    Allow people to end their lives quickly, painlessly, and with dignity, if that is their choice.

  14. OzarkHillbilly says:

    @Franklin: Speaking as one who had to utter words to that affect to my mother you have no idea how angry it makes me feel to hear you treat the issue so cavalierly. It was the hardest thing I have ever done and I still haven’t forgiven myself. It was the right thing to do, and after a long downward trend that was only getting worse and worse I know somebody had to say it to her. I just wish to Dog it hadn’t had to be me.

    So, STFU about stuff you don’t have a clue about. If you are lucky, you never will.

  15. Pinky says:

    I’m thinking about the way cancer especially, but a lot of life-threatening conditions, are depicted. We’re told that the most important thing a patient can do is resolve not to let it win, that the difference between beating it and dying is a matter of personal will. And I can get how determination can be a factor. But we’ve created a kind of myth about it, that you’re letting yourself and your family down if you think – even for a moment – that you’re not going to climb Mt. Everest in two days. The brave man, the winner, is the guy who says, “I don’t care what the odds are, doc, this isn’t going to beat me”. No wonder we get crazed.

  16. Matt Bernius says:

    Completely correct sir. There are disease that *cannot* be beaten. And accepting what is happening to you, and dying with dignity, should *not* be taken as being a “loser.”

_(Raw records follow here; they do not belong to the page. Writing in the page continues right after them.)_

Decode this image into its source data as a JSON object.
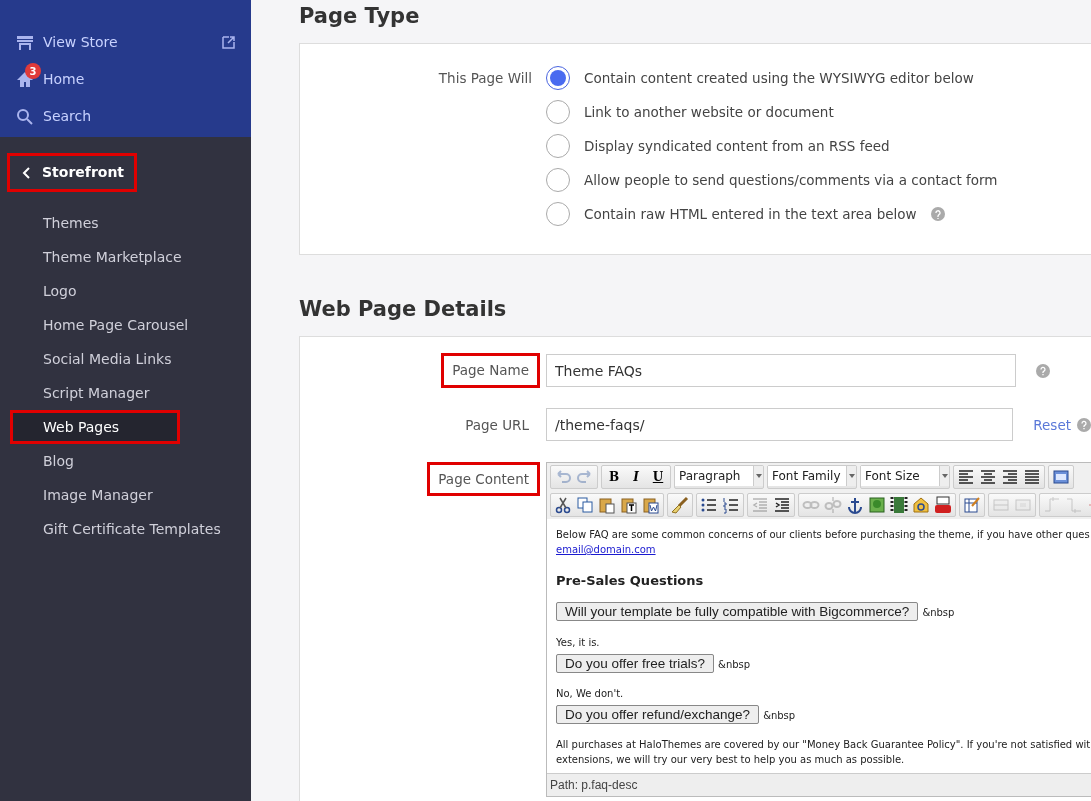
{
  "sidebar": {
    "top_items": [
      {
        "label": "View Store",
        "external": true
      },
      {
        "label": "Home",
        "external": false,
        "badge": "3"
      },
      {
        "label": "Search",
        "external": false
      }
    ],
    "section": {
      "label": "Storefront",
      "highlighted": true
    },
    "items": [
      {
        "label": "Themes",
        "selected": false,
        "highlighted": false
      },
      {
        "label": "Theme Marketplace",
        "selected": false,
        "highlighted": false
      },
      {
        "label": "Logo",
        "selected": false,
        "highlighted": false
      },
      {
        "label": "Home Page Carousel",
        "selected": false,
        "highlighted": false
      },
      {
        "label": "Social Media Links",
        "selected": false,
        "highlighted": false
      },
      {
        "label": "Script Manager",
        "selected": false,
        "highlighted": false
      },
      {
        "label": "Web Pages",
        "selected": true,
        "highlighted": true
      },
      {
        "label": "Blog",
        "selected": false,
        "highlighted": false
      },
      {
        "label": "Image Manager",
        "selected": false,
        "highlighted": false
      },
      {
        "label": "Gift Certificate Templates",
        "selected": false,
        "highlighted": false
      }
    ]
  },
  "page_type": {
    "title": "Page Type",
    "label": "This Page Will",
    "options": [
      {
        "label": "Contain content created using the WYSIWYG editor below",
        "selected": true,
        "help": false
      },
      {
        "label": "Link to another website or document",
        "selected": false,
        "help": false
      },
      {
        "label": "Display syndicated content from an RSS feed",
        "selected": false,
        "help": false
      },
      {
        "label": "Allow people to send questions/comments via a contact form",
        "selected": false,
        "help": false
      },
      {
        "label": "Contain raw HTML entered in the text area below",
        "selected": false,
        "help": true
      }
    ]
  },
  "details": {
    "title": "Web Page Details",
    "page_name": {
      "label": "Page Name",
      "value": "Theme FAQs",
      "highlighted": true
    },
    "page_url": {
      "label": "Page URL",
      "value": "/theme-faqs/",
      "highlighted": false,
      "link": "Reset"
    },
    "page_content": {
      "label": "Page Content",
      "highlighted": true,
      "toolbar_rows": [
        [
          [
            {
              "kind": "icon",
              "disabled": true
            },
            {
              "kind": "icon",
              "disabled": true
            }
          ],
          [
            {
              "kind": "letter",
              "label": "B",
              "disabled": false
            },
            {
              "kind": "letter",
              "label": "I",
              "disabled": false
            },
            {
              "kind": "letter",
              "label": "U",
              "disabled": false
            }
          ],
          [
            {
              "kind": "select",
              "label": "Paragraph"
            }
          ],
          [
            {
              "kind": "select",
              "label": "Font Family"
            }
          ],
          [
            {
              "kind": "select",
              "label": "Font Size"
            }
          ],
          [
            {
              "kind": "icon",
              "disabled": false
            },
            {
              "kind": "icon",
              "disabled": false
            },
            {
              "kind": "icon",
              "disabled": false
            },
            {
              "kind": "icon",
              "disabled": false
            }
          ],
          [
            {
              "kind": "icon",
              "disabled": false
            }
          ]
        ],
        [
          [
            {
              "kind": "icon",
              "disabled": false
            },
            {
              "kind": "icon",
              "disabled": false
            },
            {
              "kind": "icon",
              "disabled": false
            },
            {
              "kind": "icon",
              "disabled": false
            },
            {
              "kind": "icon",
              "disabled": false
            }
          ],
          [
            {
              "kind": "icon",
              "disabled": false
            }
          ],
          [
            {
              "kind": "icon",
              "disabled": false
            },
            {
              "kind": "icon",
              "disabled": false
            }
          ],
          [
            {
              "kind": "icon",
              "disabled": true
            },
            {
              "kind": "icon",
              "disabled": false
            }
          ],
          [
            {
              "kind": "icon",
              "disabled": true
            },
            {
              "kind": "icon",
              "disabled": true
            },
            {
              "kind": "icon",
              "disabled": false
            },
            {
              "kind": "icon",
              "disabled": false
            },
            {
              "kind": "icon",
              "disabled": false
            },
            {
              "kind": "icon",
              "disabled": false
            },
            {
              "kind": "icon",
              "disabled": false
            }
          ],
          [
            {
              "kind": "icon",
              "disabled": false
            }
          ],
          [
            {
              "kind": "icon",
              "disabled": true
            },
            {
              "kind": "icon",
              "disabled": true
            }
          ],
          [
            {
              "kind": "icon",
              "disabled": true
            },
            {
              "kind": "icon",
              "disabled": true
            },
            {
              "kind": "icon",
              "disabled": true
            }
          ]
        ]
      ],
      "content": [
        {
          "kind": "intro",
          "text": "Below FAQ are some common concerns of our clients before purchasing the theme, if you have other ques",
          "link": "email@domain.com"
        },
        {
          "kind": "heading",
          "text": "Pre-Sales Questions"
        },
        {
          "kind": "question",
          "text": "Will your template be fully compatible with Bigcommerce?",
          "suffix": "&nbsp"
        },
        {
          "kind": "answer",
          "text": "Yes, it is."
        },
        {
          "kind": "question",
          "text": "Do you offer free trials?",
          "suffix": "&nbsp"
        },
        {
          "kind": "answer",
          "text": "No, We don't."
        },
        {
          "kind": "question",
          "text": "Do you offer refund/exchange?",
          "suffix": "&nbsp"
        },
        {
          "kind": "answer",
          "text": "All purchases at HaloThemes are covered by our \"Money Back Guarantee Policy\". If you're not satisfied wit extensions, we will try our very best to help you as much as possible."
        }
      ],
      "path": "Path: p.faq-desc"
    }
  }
}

    Likewise, there should never be shame in losing a well-fought fight. I’ve personally known a few friends and family that didn’t get to say proper good-byes because they were too focused on “beating this thing.”

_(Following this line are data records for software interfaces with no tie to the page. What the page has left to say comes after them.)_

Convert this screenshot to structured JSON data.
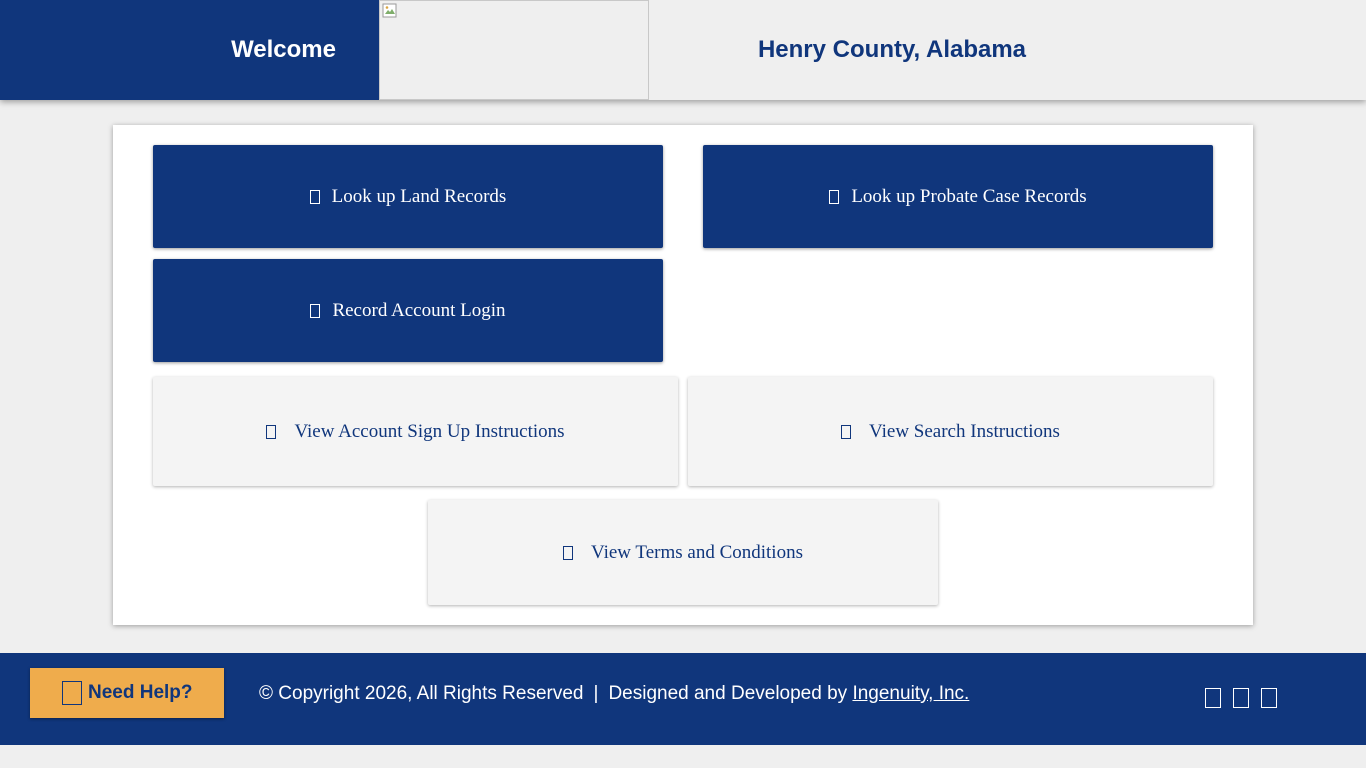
{
  "header": {
    "welcome": "Welcome",
    "county_title": "Henry County, Alabama",
    "logo": "broken-image-icon"
  },
  "main": {
    "buttons": [
      {
        "label": "Look up Land Records",
        "icon": "land-records-icon",
        "style": "primary"
      },
      {
        "label": "Look up Probate Case Records",
        "icon": "probate-records-icon",
        "style": "primary"
      },
      {
        "label": "Record Account Login",
        "icon": "login-icon",
        "style": "primary"
      },
      {
        "label": "View Account Sign Up Instructions",
        "icon": "signup-instructions-icon",
        "style": "secondary"
      },
      {
        "label": "View Search Instructions",
        "icon": "search-instructions-icon",
        "style": "secondary"
      },
      {
        "label": "View Terms and Conditions",
        "icon": "terms-icon",
        "style": "secondary"
      }
    ]
  },
  "footer": {
    "help_label": "Need Help?",
    "copyright": "© Copyright 2026, All Rights Reserved",
    "separator": "|",
    "designed_by": "Designed and Developed by",
    "company_link": "Ingenuity, Inc.",
    "social_icons": [
      "social-icon-1",
      "social-icon-2",
      "social-icon-3"
    ]
  },
  "colors": {
    "brand_blue": "#10367c",
    "help_orange": "#efac4c",
    "background": "#efefef",
    "secondary_button": "#f4f4f4"
  }
}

  17. SC_Birdflyte says:

    Both my mother and mother-in-law suffered from different forms of dementia. Even so, we had to emphasize to the attending physician when my mother-in-law suffered a massive stroke that she didn’t want to be kept alive. My mother died in her sleep unexpectedly so there was no last struggle. It’s not easy to accept, even when you know what a loved one wants.

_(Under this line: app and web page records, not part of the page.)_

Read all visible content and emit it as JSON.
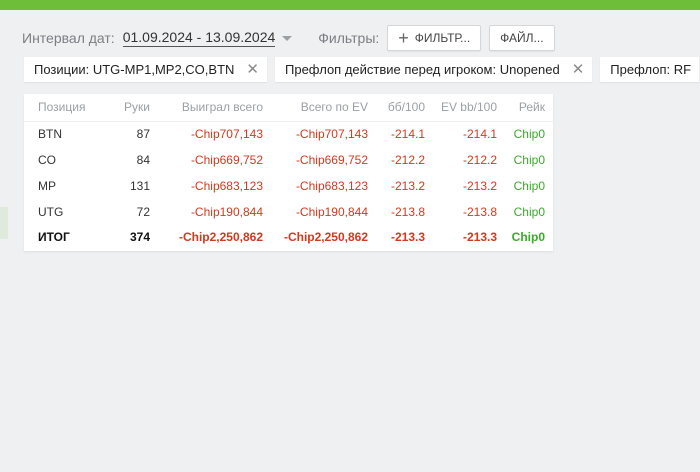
{
  "toolbar": {
    "date_interval_label": "Интервал дат:",
    "date_range": "01.09.2024 - 13.09.2024",
    "filters_label": "Фильтры:",
    "filter_button_label": "ФИЛЬТР...",
    "file_button_label": "ФАЙЛ..."
  },
  "chips": [
    {
      "label": "Позиции: UTG-MP1,MP2,CO,BTN"
    },
    {
      "label": "Префлоп действие перед игроком: Unopened"
    },
    {
      "label": "Префлоп: RF"
    }
  ],
  "table": {
    "headers": [
      "Позиция",
      "Руки",
      "Выиграл всего",
      "Всего по EV",
      "бб/100",
      "EV bb/100",
      "Рейк"
    ],
    "rows": [
      {
        "position": "BTN",
        "hands": "87",
        "won": "-Chip707,143",
        "ev": "-Chip707,143",
        "bb100": "-214.1",
        "evbb100": "-214.1",
        "rake": "Chip0"
      },
      {
        "position": "CO",
        "hands": "84",
        "won": "-Chip669,752",
        "ev": "-Chip669,752",
        "bb100": "-212.2",
        "evbb100": "-212.2",
        "rake": "Chip0"
      },
      {
        "position": "MP",
        "hands": "131",
        "won": "-Chip683,123",
        "ev": "-Chip683,123",
        "bb100": "-213.2",
        "evbb100": "-213.2",
        "rake": "Chip0"
      },
      {
        "position": "UTG",
        "hands": "72",
        "won": "-Chip190,844",
        "ev": "-Chip190,844",
        "bb100": "-213.8",
        "evbb100": "-213.8",
        "rake": "Chip0"
      }
    ],
    "total": {
      "position": "ИТОГ",
      "hands": "374",
      "won": "-Chip2,250,862",
      "ev": "-Chip2,250,862",
      "bb100": "-213.3",
      "evbb100": "-213.3",
      "rake": "Chip0"
    }
  },
  "icons": {
    "plus": "plus-icon",
    "close": "close-icon",
    "caret": "caret-down-icon"
  },
  "colors": {
    "accent": "#6fbe3a",
    "negative": "#d13a1e",
    "positive": "#3aab2a"
  }
}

  18. Franklin says:

    @OzarkHillbilly: Since I respect your opinion, I have to apologize for being too cavalier about a serious issue.

    But in my defense, I was putting up a discussion point and didn’t mean to imply that having a frank discussion with a dying person is usually or even often wrong. It’s true that I haven’t personally had to suggest that to anyone – the people who I’ve seen going already knew and were themselves ready.

    I don’t think it is difficult to find evidence of neglect of the elderly and people who would prefer their burdens to just go away already. Again, not everybody or even most people, but the devil’s advocate position is to protect against those cases.

  19. bill says:

    i always say i just want to cash my chips in when i slide into whatever irreversible malady i come down with. then i remember my ex’s dad- a washed up drunk/druggie who came down with diabetes when he was in his 40’s. when i met him he looked like the grateful dead mascot, just thinner. his doctor told him he’d die in 6 months if he didn’t quit everything- and he quit everything (smoking, booze, drugs,etc). then he started running marathons. eventually the diabetes caught up with him and they started lopping off toes, feet, shins,etc but he kept on running. i think he was afraid to die in the end.
    anyhow, i’m all for free will when it come to pulling your own plug.